Agency A provides no value and doesn’t differentiate itself. (“We are another agency that can do the same thing as all the other agencies. Choose us.”)

Agency B provides something of value and showcases their expertise without being annoying. The prospect might have an agency they work with but Agency B has a good chance to stand out and get some business going. They don’t want to talk about themselves, they want to talk business, starting a real relationship.

So, forget about marketing your services, your processes, your capabilities. Spend your time and budget on creating value. It delivers better ROI, establishes trust and is a good start to a long, fruitful relationship.


via Alvin Diec


A few months ago, I caught the bicycle fever. I had to ride my bicycle, had to train other muscles in my body than just the brain. I looked inside the garage and saw my bike: dusty, flat tires and just not very happy being left alone for such a long time. Ok, time for a little bicycle spa treatment. Oh no, don’t get me start working on that stuff. I will mess it up. Two left hands can’t work miracles. So, I drove down to the bike shop and asked them for help. I was expecting a major bill: New tires, new brakes, tuning – the whole enchilada.

The owner looked at the bicycle and said: “Give me 20 minutes and I’ll have it ready for you.” I grabbed a cup of coffee and returned 20 minutes later. There was my new old bicycle: sparkling, oiled and ready to race the world. When I asked the owner how much I owed him, he said: “Nothing.” I said “No, I owe you something. You worked on it.” And he answered “Look, it took me 5 minutes to fix your bike and I’m not going to charge you for it. All I ask is that you think of me next time you have a major repair or intend to buy a new bicycle.”

That moment I became the biggest fan of this bike shop. And all of us can learn so much from his marketing strategy. He wasn’t looking to make a quick buck. He’s building a real business. A brand I want to share with everyone. His brand mission: Do the best work, be honest and trust me. The bike store next door can be 50% cheaper. I won’t even look at them. He has my loyalty for the rest of my life. It’s plain brilliant. We all have stories about handymen, small shops that survive by ripping you off. And we’ve seen the local news revealing the seedy business practices of small shops. He just stomped the competition with his brand positioning. We’re not going to screw you.

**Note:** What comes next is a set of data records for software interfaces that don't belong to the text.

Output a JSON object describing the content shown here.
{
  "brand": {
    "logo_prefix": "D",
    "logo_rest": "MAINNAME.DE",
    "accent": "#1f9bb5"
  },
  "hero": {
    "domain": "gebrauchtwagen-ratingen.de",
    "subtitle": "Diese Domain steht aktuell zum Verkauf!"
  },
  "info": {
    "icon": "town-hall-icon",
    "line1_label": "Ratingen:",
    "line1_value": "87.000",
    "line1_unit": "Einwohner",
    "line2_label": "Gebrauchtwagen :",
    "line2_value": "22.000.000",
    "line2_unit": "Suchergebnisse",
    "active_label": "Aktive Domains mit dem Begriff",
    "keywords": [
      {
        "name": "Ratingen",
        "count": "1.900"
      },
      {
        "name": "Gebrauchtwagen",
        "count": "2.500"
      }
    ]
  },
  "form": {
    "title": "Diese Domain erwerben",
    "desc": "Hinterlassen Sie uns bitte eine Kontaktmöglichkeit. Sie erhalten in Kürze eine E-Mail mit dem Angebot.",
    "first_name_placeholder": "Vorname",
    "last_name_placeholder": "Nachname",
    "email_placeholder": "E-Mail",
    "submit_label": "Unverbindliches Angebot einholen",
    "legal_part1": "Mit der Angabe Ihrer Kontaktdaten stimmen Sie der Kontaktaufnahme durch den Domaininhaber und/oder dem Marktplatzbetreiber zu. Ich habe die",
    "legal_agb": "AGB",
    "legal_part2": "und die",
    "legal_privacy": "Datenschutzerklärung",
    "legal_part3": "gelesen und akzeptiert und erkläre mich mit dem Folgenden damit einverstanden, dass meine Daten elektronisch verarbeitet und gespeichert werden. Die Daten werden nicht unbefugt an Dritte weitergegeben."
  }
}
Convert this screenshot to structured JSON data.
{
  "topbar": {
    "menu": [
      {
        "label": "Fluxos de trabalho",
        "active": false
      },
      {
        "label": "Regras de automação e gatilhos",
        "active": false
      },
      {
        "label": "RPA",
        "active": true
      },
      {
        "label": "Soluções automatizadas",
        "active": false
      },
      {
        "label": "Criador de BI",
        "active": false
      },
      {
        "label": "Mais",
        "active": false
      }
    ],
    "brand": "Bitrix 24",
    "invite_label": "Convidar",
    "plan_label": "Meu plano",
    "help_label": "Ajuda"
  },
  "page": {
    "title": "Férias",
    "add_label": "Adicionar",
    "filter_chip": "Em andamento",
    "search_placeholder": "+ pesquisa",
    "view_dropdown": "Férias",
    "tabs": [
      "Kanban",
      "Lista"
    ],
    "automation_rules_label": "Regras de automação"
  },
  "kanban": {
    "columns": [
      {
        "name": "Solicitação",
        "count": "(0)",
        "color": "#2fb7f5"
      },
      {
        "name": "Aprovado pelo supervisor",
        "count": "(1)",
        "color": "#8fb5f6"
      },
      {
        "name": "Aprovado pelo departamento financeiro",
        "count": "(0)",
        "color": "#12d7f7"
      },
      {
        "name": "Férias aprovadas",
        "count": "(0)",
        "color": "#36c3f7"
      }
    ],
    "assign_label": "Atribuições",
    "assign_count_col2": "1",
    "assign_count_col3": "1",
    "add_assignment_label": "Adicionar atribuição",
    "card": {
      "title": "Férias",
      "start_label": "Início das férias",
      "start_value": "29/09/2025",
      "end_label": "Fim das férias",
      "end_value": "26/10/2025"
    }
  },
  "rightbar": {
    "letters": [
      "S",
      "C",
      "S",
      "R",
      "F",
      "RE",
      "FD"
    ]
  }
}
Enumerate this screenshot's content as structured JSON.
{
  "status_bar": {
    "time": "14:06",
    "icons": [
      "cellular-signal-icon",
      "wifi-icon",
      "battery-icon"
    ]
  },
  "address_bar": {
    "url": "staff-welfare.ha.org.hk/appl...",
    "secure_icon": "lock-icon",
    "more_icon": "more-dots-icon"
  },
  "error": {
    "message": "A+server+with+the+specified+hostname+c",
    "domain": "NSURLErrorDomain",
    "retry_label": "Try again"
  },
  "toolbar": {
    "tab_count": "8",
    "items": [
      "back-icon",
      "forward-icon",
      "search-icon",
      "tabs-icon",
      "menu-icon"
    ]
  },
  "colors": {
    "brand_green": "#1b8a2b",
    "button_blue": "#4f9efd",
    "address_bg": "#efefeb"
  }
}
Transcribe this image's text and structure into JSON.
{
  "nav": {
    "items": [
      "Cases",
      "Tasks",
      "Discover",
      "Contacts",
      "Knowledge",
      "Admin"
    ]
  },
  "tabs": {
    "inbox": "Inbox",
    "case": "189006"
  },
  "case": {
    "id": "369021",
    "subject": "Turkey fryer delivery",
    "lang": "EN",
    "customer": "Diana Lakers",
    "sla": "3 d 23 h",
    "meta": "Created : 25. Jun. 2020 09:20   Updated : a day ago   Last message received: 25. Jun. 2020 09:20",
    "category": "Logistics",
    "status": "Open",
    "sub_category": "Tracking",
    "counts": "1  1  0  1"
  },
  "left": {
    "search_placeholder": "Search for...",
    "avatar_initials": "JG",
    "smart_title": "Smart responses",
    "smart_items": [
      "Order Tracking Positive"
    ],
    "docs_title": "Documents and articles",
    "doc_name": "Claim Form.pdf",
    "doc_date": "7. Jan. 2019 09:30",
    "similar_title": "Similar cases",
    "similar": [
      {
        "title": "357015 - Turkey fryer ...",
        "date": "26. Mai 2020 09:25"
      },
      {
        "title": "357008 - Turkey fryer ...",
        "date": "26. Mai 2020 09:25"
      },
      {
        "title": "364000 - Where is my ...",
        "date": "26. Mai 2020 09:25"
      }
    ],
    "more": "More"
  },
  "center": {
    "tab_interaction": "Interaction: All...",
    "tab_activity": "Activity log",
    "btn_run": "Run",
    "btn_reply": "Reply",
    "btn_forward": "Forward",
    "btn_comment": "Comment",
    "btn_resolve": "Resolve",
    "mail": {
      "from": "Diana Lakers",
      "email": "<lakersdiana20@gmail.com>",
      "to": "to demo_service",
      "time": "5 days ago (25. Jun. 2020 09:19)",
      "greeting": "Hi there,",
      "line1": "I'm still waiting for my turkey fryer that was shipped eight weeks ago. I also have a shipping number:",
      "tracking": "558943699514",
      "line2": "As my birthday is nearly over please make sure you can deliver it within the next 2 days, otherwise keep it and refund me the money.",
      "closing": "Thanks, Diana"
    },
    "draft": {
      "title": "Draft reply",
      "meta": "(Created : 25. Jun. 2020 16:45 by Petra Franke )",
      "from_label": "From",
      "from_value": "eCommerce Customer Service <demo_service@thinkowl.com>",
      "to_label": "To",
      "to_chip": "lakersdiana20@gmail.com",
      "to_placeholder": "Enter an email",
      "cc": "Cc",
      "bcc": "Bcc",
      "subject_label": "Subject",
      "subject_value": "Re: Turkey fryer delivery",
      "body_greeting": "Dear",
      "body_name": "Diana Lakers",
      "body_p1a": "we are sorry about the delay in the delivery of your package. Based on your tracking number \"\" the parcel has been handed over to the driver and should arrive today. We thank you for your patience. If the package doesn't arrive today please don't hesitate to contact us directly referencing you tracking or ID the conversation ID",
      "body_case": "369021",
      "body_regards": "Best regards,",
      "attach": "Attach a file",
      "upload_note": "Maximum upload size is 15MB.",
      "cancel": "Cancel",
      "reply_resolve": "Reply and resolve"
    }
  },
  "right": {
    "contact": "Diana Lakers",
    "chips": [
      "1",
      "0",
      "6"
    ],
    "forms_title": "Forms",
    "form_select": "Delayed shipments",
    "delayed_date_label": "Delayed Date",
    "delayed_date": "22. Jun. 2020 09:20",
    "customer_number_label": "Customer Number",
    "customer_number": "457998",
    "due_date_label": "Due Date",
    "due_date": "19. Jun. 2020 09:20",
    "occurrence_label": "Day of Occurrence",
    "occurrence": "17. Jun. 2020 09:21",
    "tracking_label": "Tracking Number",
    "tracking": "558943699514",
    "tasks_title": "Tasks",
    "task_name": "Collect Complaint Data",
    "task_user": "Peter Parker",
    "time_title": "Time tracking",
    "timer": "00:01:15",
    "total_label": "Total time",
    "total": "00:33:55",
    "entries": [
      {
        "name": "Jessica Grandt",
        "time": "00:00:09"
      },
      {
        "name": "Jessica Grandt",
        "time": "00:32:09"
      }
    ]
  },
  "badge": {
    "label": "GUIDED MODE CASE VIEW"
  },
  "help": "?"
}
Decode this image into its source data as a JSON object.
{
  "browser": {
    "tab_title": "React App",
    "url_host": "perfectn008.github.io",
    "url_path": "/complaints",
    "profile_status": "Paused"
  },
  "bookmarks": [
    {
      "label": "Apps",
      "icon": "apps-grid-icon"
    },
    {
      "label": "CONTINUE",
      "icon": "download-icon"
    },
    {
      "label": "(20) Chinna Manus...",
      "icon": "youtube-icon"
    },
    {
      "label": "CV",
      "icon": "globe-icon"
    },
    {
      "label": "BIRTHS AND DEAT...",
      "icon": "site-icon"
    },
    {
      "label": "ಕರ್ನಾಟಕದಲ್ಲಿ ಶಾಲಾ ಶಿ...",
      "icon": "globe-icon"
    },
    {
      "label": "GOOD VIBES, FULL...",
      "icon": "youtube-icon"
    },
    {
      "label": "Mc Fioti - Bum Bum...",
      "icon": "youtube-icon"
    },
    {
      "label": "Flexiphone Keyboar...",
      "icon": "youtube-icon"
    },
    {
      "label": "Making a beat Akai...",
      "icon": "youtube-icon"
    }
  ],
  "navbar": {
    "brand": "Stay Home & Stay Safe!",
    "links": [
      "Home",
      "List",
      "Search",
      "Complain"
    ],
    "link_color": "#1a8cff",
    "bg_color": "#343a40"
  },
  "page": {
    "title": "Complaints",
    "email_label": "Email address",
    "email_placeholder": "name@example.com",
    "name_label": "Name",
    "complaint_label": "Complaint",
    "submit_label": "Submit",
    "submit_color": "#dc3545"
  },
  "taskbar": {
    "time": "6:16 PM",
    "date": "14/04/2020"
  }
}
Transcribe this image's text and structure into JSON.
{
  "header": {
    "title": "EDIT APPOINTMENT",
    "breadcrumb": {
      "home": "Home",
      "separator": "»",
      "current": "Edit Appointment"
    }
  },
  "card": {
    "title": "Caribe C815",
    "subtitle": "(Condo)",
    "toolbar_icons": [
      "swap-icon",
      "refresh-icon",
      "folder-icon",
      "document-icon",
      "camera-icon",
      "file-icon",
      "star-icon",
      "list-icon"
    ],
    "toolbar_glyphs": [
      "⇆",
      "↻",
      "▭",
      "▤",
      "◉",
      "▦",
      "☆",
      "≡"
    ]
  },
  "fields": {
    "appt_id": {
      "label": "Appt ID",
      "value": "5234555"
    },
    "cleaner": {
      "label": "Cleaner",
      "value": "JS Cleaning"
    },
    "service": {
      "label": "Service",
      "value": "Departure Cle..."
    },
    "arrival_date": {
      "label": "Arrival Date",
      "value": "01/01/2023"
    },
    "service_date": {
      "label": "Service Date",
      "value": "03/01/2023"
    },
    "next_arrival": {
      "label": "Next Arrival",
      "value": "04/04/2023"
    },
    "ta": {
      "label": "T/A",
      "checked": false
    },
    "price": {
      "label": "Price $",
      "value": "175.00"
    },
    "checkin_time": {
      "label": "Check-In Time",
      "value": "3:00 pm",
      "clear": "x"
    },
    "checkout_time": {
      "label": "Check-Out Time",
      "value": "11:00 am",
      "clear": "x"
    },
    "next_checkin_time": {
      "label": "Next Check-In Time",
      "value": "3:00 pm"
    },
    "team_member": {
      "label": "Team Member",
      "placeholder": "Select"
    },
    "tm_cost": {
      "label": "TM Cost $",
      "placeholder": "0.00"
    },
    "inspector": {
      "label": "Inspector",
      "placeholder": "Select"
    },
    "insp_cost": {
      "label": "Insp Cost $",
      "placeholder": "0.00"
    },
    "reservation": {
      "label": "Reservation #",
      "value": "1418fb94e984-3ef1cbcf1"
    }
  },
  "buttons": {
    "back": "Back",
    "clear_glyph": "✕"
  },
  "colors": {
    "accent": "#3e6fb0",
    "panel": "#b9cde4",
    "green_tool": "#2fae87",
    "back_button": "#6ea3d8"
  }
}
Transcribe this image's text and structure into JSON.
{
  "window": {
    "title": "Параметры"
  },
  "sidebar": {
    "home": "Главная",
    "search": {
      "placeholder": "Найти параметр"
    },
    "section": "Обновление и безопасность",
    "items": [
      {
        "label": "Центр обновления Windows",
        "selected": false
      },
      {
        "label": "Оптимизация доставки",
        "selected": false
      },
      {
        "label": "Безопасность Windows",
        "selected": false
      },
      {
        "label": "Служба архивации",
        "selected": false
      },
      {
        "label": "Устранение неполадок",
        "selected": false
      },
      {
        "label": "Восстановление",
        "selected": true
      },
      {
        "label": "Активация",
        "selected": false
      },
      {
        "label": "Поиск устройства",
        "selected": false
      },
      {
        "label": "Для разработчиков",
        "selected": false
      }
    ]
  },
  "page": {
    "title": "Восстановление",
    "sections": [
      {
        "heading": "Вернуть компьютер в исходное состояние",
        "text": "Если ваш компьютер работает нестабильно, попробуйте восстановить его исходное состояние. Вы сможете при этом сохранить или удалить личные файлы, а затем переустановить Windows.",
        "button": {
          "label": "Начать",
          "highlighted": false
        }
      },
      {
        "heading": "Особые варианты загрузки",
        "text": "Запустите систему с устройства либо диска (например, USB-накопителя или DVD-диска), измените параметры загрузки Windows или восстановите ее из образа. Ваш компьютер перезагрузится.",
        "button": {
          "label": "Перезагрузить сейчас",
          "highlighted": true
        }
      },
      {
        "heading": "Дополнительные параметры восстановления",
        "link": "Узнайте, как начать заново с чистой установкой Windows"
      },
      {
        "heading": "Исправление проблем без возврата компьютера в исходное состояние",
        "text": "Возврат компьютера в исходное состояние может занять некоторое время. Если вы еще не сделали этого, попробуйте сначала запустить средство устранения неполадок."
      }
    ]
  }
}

What does this have to do with marketing?

4 months ago, I had a meeting with a prospective client. They were interested in SEO, SEM, banner ads, some Social Marketing. Problem is, we don’t do SEO, SEM and banner ads. And, we don’t do the typical Twitter/Facebook Social Marketing. We want to understand business issues and help to solve them. We don’t believe in quick fixes, fancy campaigns to cover up problems. Still, some clients need quick fixes and can’t focus on holistic solutions right now.

That’s understandable. There are business challenges that need to be addressed now. There are shareholder and sales imperatives. And there are deadlines. We could do it. But we wouldn’t be the best solution for the immediate problem.

So, we offered them to help find the right partner for the immediate challenges. We gave business away. Money we could have used to reinvest in our company.

But, did we give business away?

We started to develop a real relationship based on trust. We invested a lot of time to help this client. Never saw a dime. And it felt so good.

We became trusted advisors and skipped the supplier/vendor stage. It’s a different relationship. We’re here to help you. Nothing else. They trusted us like I trust the bicycle shop.

Which is why they called us today. To talk about business strategy for 2011.

We’re building a business here. Not a short-term profit center.